Sure, I publish a semi-regular newsletter, but if you’ve been with me a while, you may have noticed that I rarely sell stuff. I write about things that I’m passionate and excited about – and think that you may want to know about, too.
If you listen to many of the “experts” selling you programs on how to “make it,” it’s mostly for extroverts. (By the way, I don’t consider myself an expert.)
There are golden nuggets to be gleaned from these folks, for sure. And I’ve harvested several of those nuggets. But I’ve put my own twist on things and made it all work.
There’s nothing wrong with being an extrovert! The world needs them. But if, like me, you’re more interested in growth without unabashed self-promotion and relentless marketing, I can show you how things go down here at Healthful Elements. (I know, not all extroverts are unabashed and relentless…)
According to Paul Jarvis, “Everyone is buying up digital land and staking a claim on some expertise they’ve got that will quadruple your audience and monetize your passions. The problem with this situation is much like the real Gold Rush: it’s mostly hype and bullshit.”
In his piece, The Creative World’s Bullshit Industrial Complex, Sean Blanda states, “Being quiet and slowly building mastery and expertise doesn’t pay off much at first. So many creatives* must make a calculation: Do I want the short term, could-go-viral-at-any-second thrill of being a vocal expert in my field? Or am I more content playing the long game? More people are incentivized to choose the former – and it’s getting crowded in here.
“If someone cares more about what their industry peers think of them than the problems they are solving, they’re a bullshitter. If the idea of being ‘known’ is barometer of their success above user (or reader) success stories, they’re a bullshitter.”
* My asterisks: If you’re an entrepreneur, you’re a creative.
In his piece, Success Without Self-Promotion, David Zweig says:
“Does this sound like someone at the top of her field?
- Doesn’t seek attention
- Prefers collaboration to competition
- Is quick to give credit to others on her team
- More interested in the end result and in the challenge of the work than in promoting herself
You may be surprised to learn that all these traits, indeed, correlate with success.”
He continues, “Research from top business schools, such as Wharton, Stanford, and Cornell, supports what I observed firsthand. Studies show that when people are intrinsically motivated (by the work itself), they tend to outperform those motivated by extrinsic factors (external rewards such as attention).”
Paul Jarvis continues, “I question everything, even when I don’t need to. If I can’t come to my own conclusions and my own learning by doing it myself, advice holds no weight for me.
“Being your own teacher doesn’t mean that you shouldn’t listen to other teachers.
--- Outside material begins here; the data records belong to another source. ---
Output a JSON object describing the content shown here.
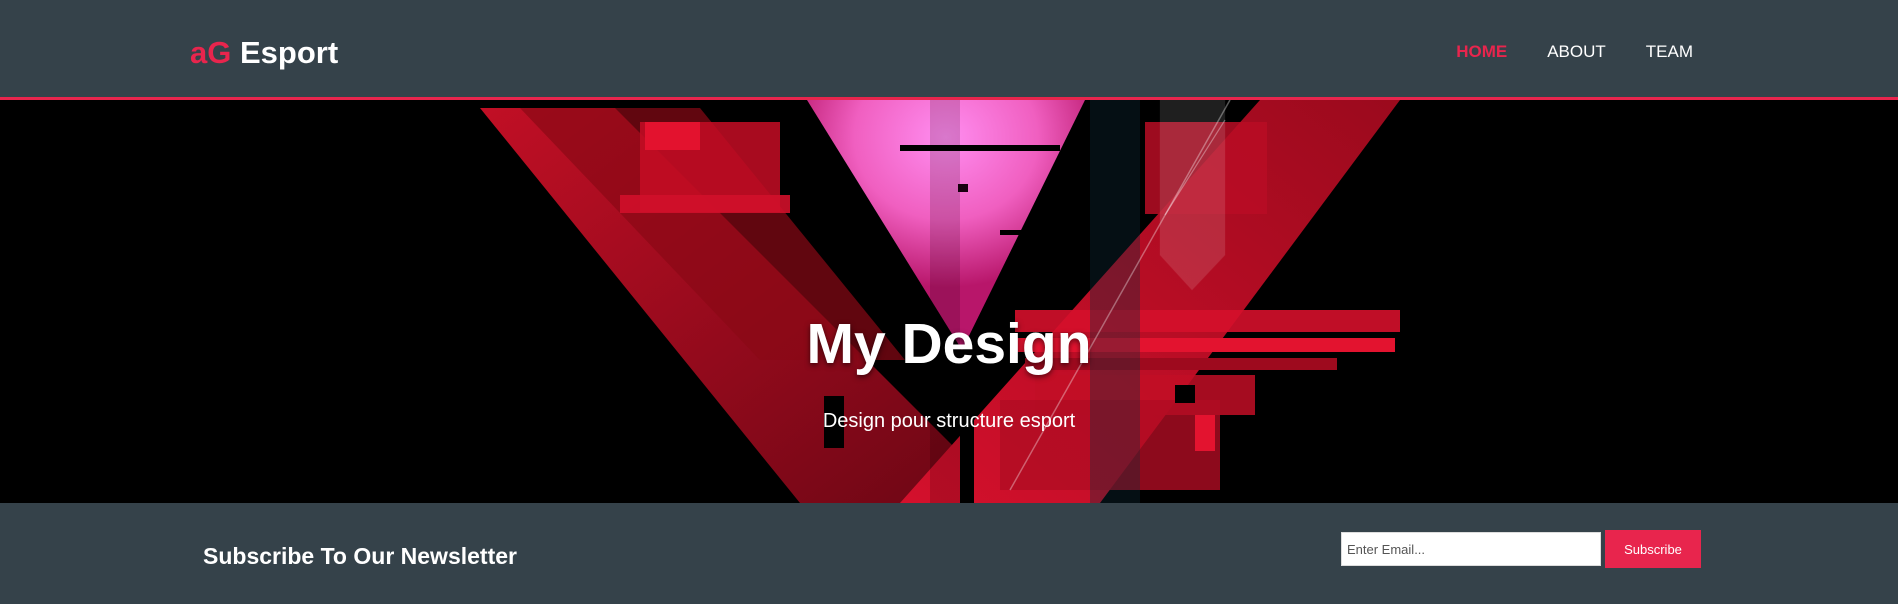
{
  "header": {
    "logo_highlight": "aG",
    "logo_rest": " Esport",
    "nav": [
      {
        "label": "HOME",
        "active": true
      },
      {
        "label": "ABOUT",
        "active": false
      },
      {
        "label": "TEAM",
        "active": false
      }
    ]
  },
  "showcase": {
    "title": "My Design",
    "subtitle": "Design pour structure esport"
  },
  "newsletter": {
    "title": "Subscribe To Our Newsletter",
    "email_placeholder": "Enter Email...",
    "subscribe_label": "Subscribe"
  },
  "colors": {
    "accent": "#e8254d",
    "background": "#35424a",
    "hero_background": "#000000"
  }
}
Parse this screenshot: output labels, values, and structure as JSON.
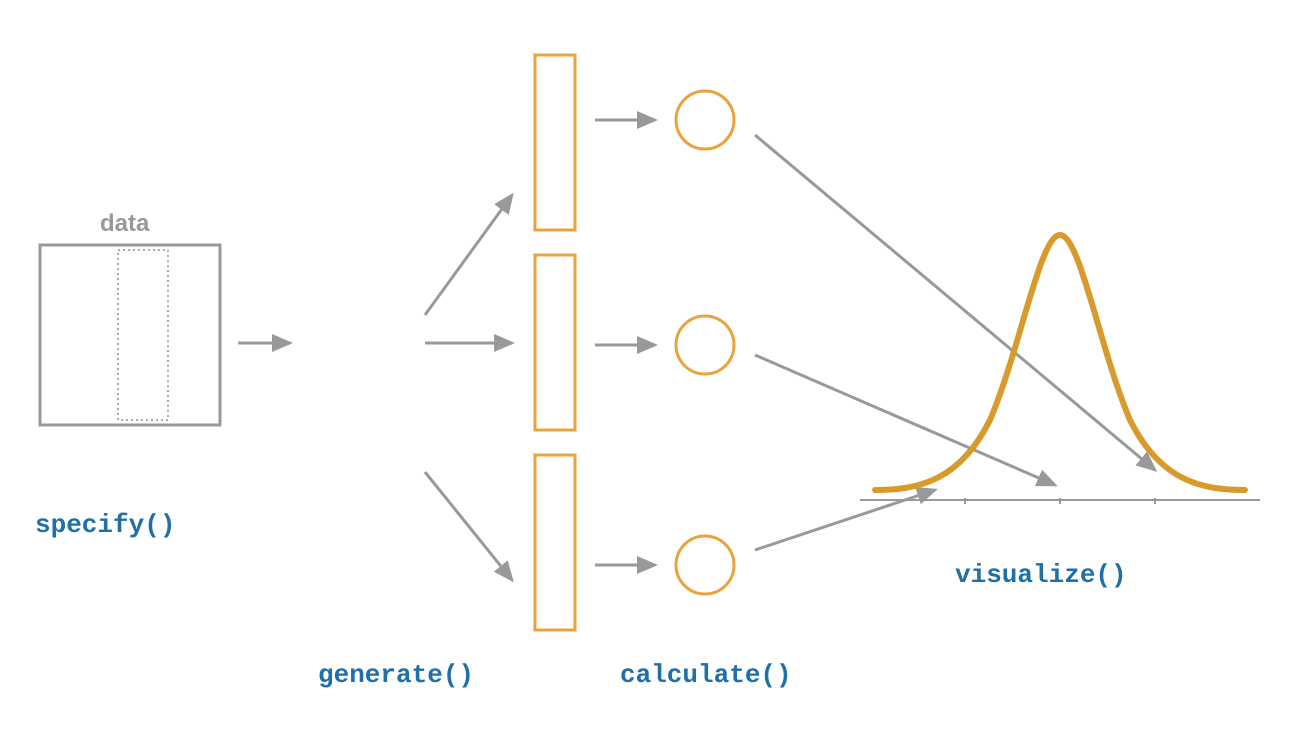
{
  "labels": {
    "data": "data",
    "specify": "specify()",
    "generate": "generate()",
    "calculate": "calculate()",
    "visualize": "visualize()"
  },
  "colors": {
    "grey": "#999999",
    "orange": "#e8a33d",
    "darkOrange": "#c98a1f",
    "blue": "#1f6fa8"
  },
  "diagram": {
    "description": "Pipeline diagram showing data flowing through specify, generate, calculate, visualize stages",
    "stages": [
      "specify",
      "generate",
      "calculate",
      "visualize"
    ]
  }
}
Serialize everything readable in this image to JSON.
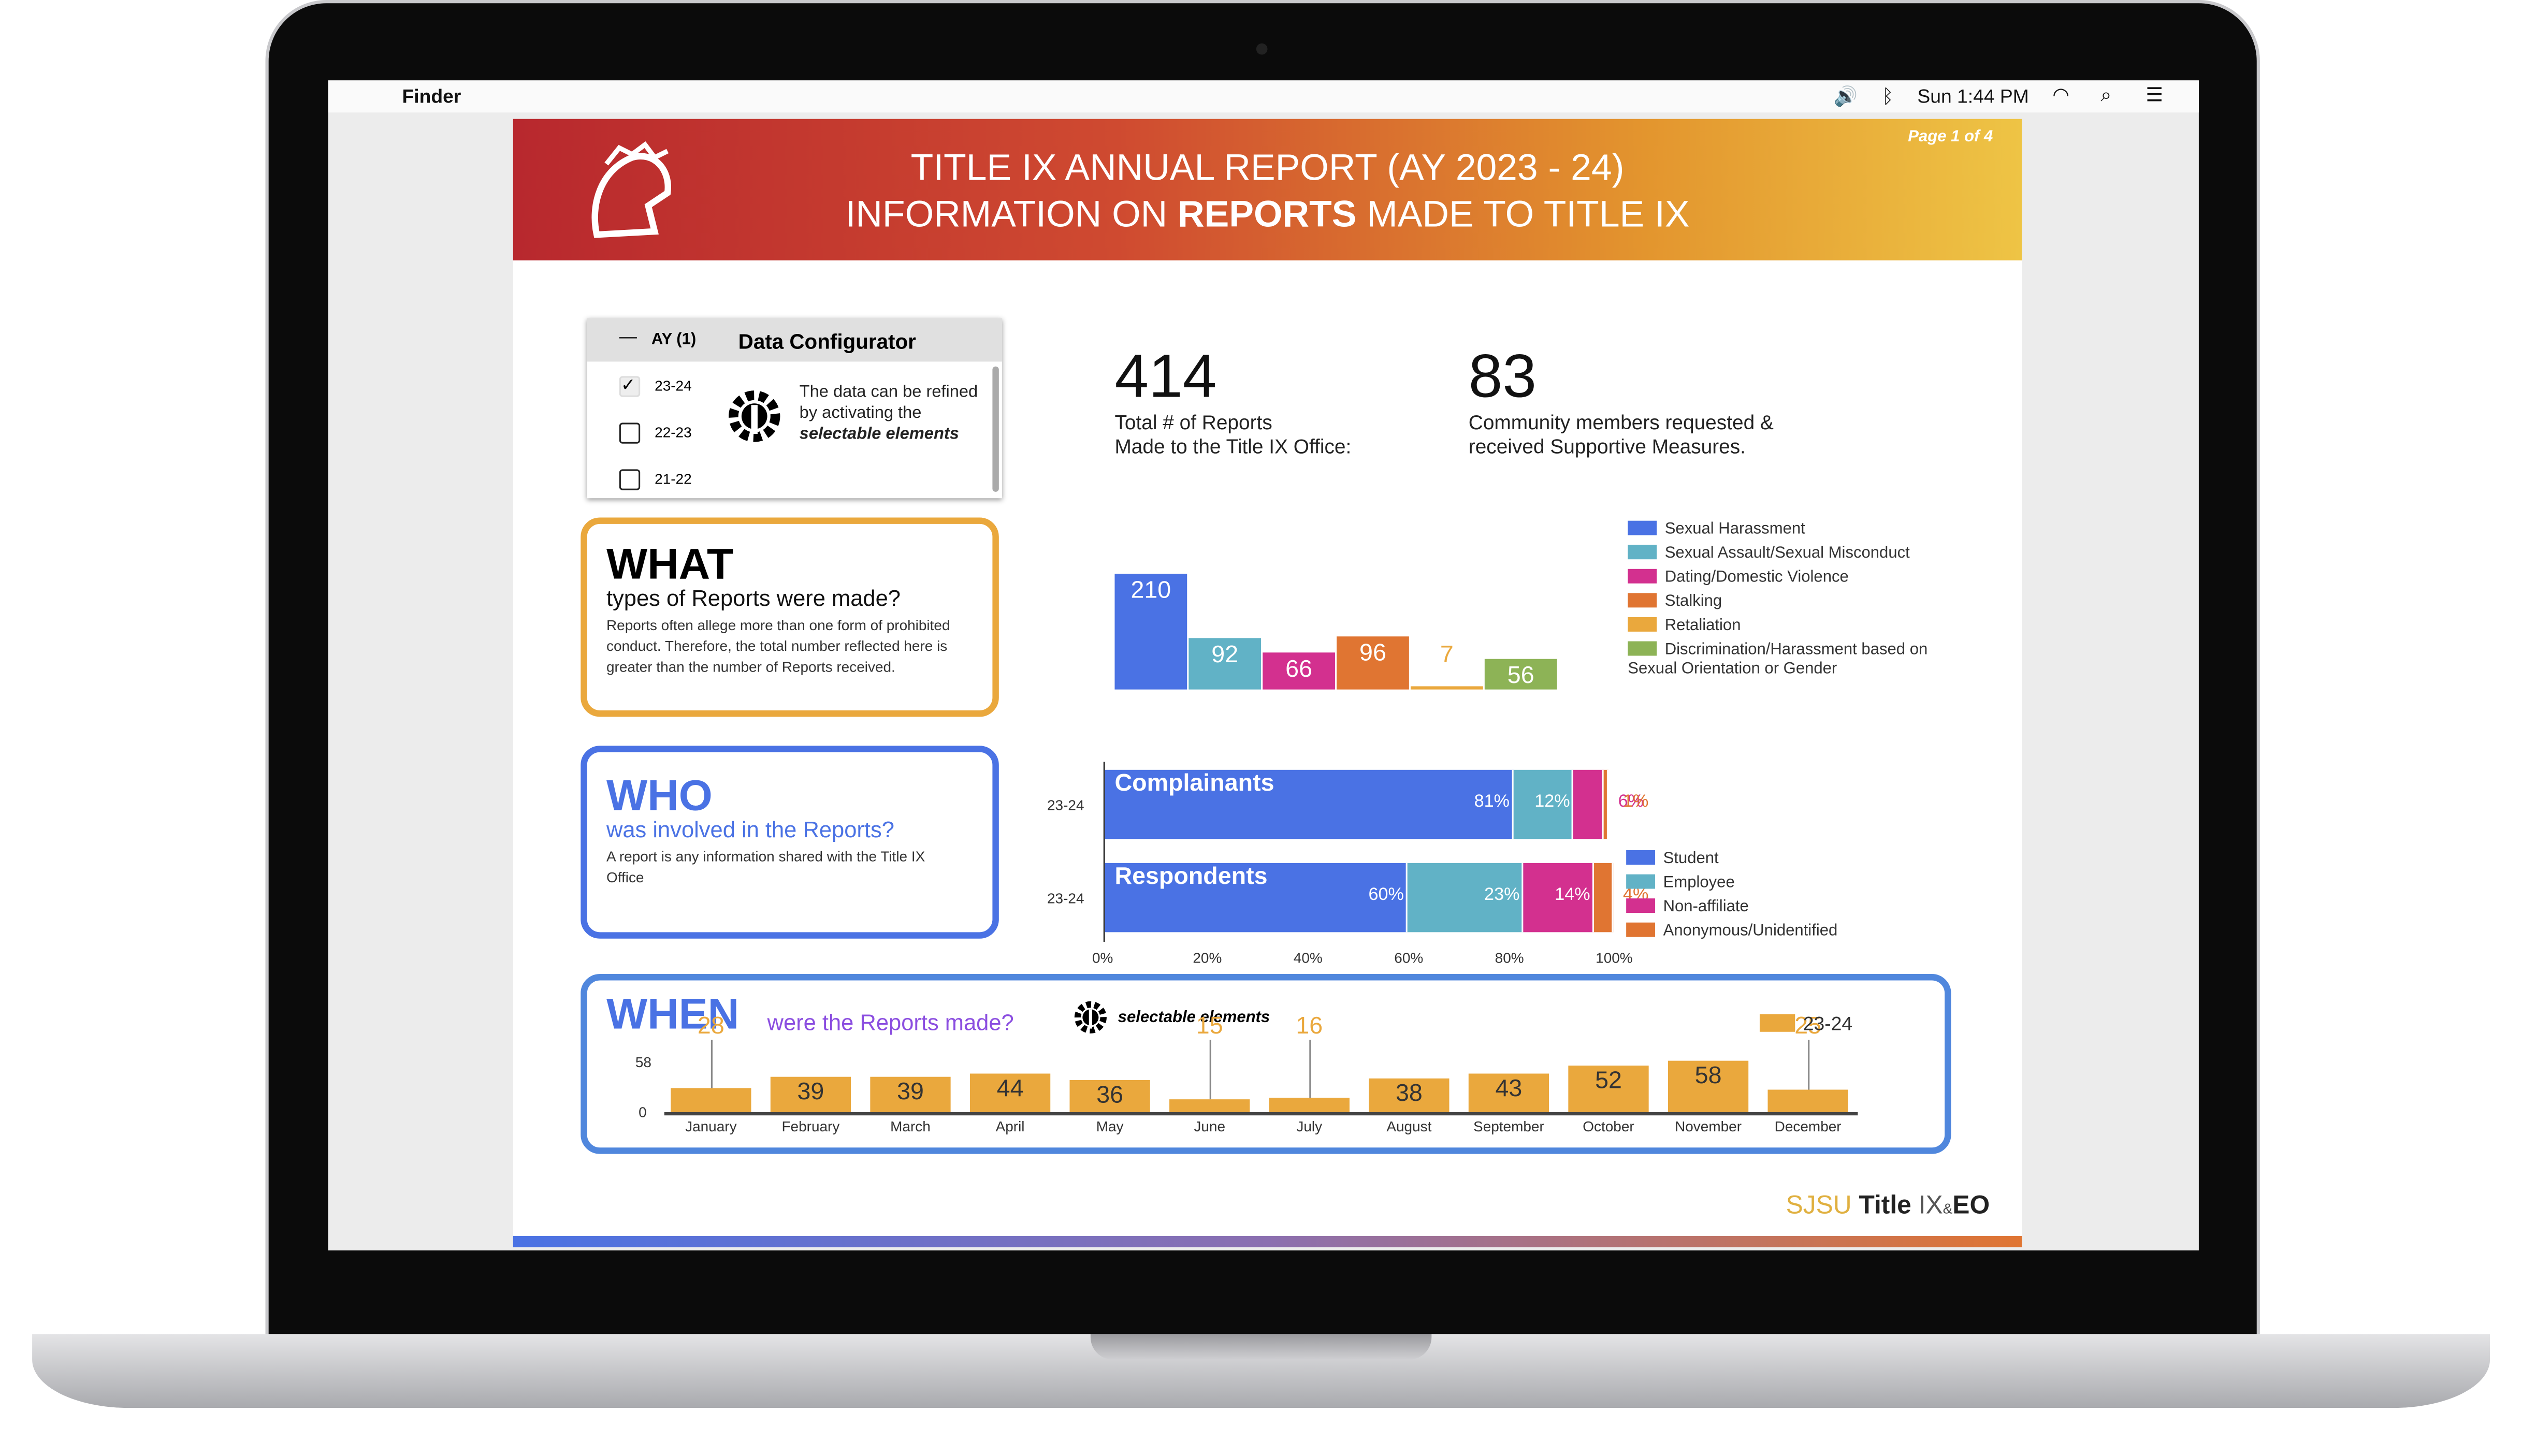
{
  "menubar": {
    "app": "Finder",
    "clock": "Sun 1:44 PM"
  },
  "header": {
    "line1": "TITLE IX ANNUAL REPORT (AY 2023 - 24)",
    "line2_pre": "INFORMATION ON ",
    "line2_bold": "REPORTS",
    "line2_post": " MADE TO TITLE IX",
    "page": "Page 1 of 4"
  },
  "configurator": {
    "group": "AY (1)",
    "title": "Data Configurator",
    "options": [
      {
        "label": "23-24",
        "checked": true
      },
      {
        "label": "22-23",
        "checked": false
      },
      {
        "label": "21-22",
        "checked": false
      }
    ],
    "note_pre": "The data can be refined by activating the ",
    "note_bold": "selectable elements"
  },
  "stats": [
    {
      "value": "414",
      "label1": "Total # of Reports",
      "label2": "Made to the Title IX Office:"
    },
    {
      "value": "83",
      "label1": "Community members requested &",
      "label2": "received Supportive Measures."
    }
  ],
  "what": {
    "title": "WHAT",
    "subtitle": "types of Reports were made?",
    "body": "Reports often allege more than one form of prohibited conduct. Therefore, the total number reflected here is greater than the number of Reports received."
  },
  "who": {
    "title": "WHO",
    "subtitle": "was involved in the Reports?",
    "body": "A report is any information shared with the Title IX Office"
  },
  "when": {
    "title": "WHEN",
    "subtitle": "were the Reports made?",
    "selectable": "selectable elements"
  },
  "footer": {
    "sjsu": "SJSU",
    "title": "Title",
    "ix": "IX",
    "amp": "&",
    "eo": "EO"
  },
  "colors": {
    "blue": "#4a72e4",
    "teal": "#61b2c6",
    "magenta": "#d3308f",
    "orange": "#e07532",
    "gold": "#eaa83d",
    "green": "#8db356"
  },
  "chart_data": [
    {
      "type": "bar",
      "categories": [
        "Sexual Harassment",
        "Sexual Assault/Sexual Misconduct",
        "Dating/Domestic Violence",
        "Stalking",
        "Retaliation",
        "Discrimination/Harassment based on Sexual Orientation or Gender"
      ],
      "values": [
        210,
        92,
        66,
        96,
        7,
        56
      ],
      "colors": [
        "#4a72e4",
        "#61b2c6",
        "#d3308f",
        "#e07532",
        "#eaa83d",
        "#8db356"
      ],
      "legend": "right"
    },
    {
      "type": "bar",
      "orientation": "horizontal",
      "stacked": true,
      "categories": [
        "23-24",
        "23-24"
      ],
      "bar_titles": [
        "Complainants",
        "Respondents"
      ],
      "series": [
        {
          "name": "Student",
          "values": [
            81,
            60
          ],
          "color": "#4a72e4"
        },
        {
          "name": "Employee",
          "values": [
            12,
            23
          ],
          "color": "#61b2c6"
        },
        {
          "name": "Non-affiliate",
          "values": [
            6,
            14
          ],
          "color": "#d3308f"
        },
        {
          "name": "Anonymous/Unidentified",
          "values": [
            1,
            4
          ],
          "color": "#e07532"
        }
      ],
      "xticks": [
        "0%",
        "20%",
        "40%",
        "60%",
        "80%",
        "100%"
      ],
      "xlim": [
        0,
        100
      ],
      "legend": "right"
    },
    {
      "type": "bar",
      "categories": [
        "January",
        "February",
        "March",
        "April",
        "May",
        "June",
        "July",
        "August",
        "September",
        "October",
        "November",
        "December"
      ],
      "series": [
        {
          "name": "23-24",
          "values": [
            28,
            39,
            39,
            44,
            36,
            15,
            16,
            38,
            43,
            52,
            58,
            25
          ],
          "color": "#eaa83d"
        }
      ],
      "yticks": [
        "0",
        "58"
      ],
      "ylim": [
        0,
        58
      ],
      "legend": "top-right"
    }
  ]
}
They can be useful in bringing up new points of view, ideas, and guidance. But ultimately, you’re the one steering your ship.
No one else knows you as well as you know yourself.
No one else holds exactly the same values, morals or points of view.
No one else is able to act for you.
No one else knows every part of your goals or dreams.
You are your best teacher.
“Listen, sure, but decide things for yourself.”
Yes, I question everything. I’ve been my own teacher. And will continue to be.
I think that the final words of David Zweig’s piece sum things up nicely:
“Dial down the marketing, and focus on your work.”
Again, you can go here for my practitioners-only blog. And if you like what you’ve read on this page, you can sign up to hear from me on a semi-regular basis. Look to the upper left of this page and enter your name and email. I’d love to support you, even in a small way.